Work order — All lines below containing "icon" are to be listed.

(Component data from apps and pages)
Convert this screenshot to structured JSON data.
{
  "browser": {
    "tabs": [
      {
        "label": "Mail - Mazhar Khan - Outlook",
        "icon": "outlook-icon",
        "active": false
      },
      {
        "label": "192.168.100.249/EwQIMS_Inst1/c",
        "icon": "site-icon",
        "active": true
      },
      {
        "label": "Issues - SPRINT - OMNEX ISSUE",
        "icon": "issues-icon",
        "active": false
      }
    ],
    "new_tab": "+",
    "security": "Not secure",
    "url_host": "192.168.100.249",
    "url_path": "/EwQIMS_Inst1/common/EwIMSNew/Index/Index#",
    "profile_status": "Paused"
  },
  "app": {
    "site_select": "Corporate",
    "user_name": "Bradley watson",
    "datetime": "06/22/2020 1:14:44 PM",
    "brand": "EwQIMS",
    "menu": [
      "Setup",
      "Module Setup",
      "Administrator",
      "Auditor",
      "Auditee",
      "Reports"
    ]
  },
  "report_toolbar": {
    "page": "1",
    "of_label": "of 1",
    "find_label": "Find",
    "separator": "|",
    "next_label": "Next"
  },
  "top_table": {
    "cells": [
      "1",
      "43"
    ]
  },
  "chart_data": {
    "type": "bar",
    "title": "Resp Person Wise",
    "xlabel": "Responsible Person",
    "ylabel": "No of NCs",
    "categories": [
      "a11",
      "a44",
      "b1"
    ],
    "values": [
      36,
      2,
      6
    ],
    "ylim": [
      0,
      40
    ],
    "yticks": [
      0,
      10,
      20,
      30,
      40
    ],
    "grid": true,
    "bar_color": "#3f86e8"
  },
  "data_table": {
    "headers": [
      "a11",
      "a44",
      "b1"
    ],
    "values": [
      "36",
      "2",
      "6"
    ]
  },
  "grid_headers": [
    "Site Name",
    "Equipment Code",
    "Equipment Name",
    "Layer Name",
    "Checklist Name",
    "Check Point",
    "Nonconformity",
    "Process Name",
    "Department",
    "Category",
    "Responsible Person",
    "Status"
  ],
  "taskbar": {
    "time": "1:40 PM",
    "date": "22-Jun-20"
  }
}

Answer box —
        "icon": "outlook-icon",
        "icon": "site-icon",
        "icon": "issues-icon",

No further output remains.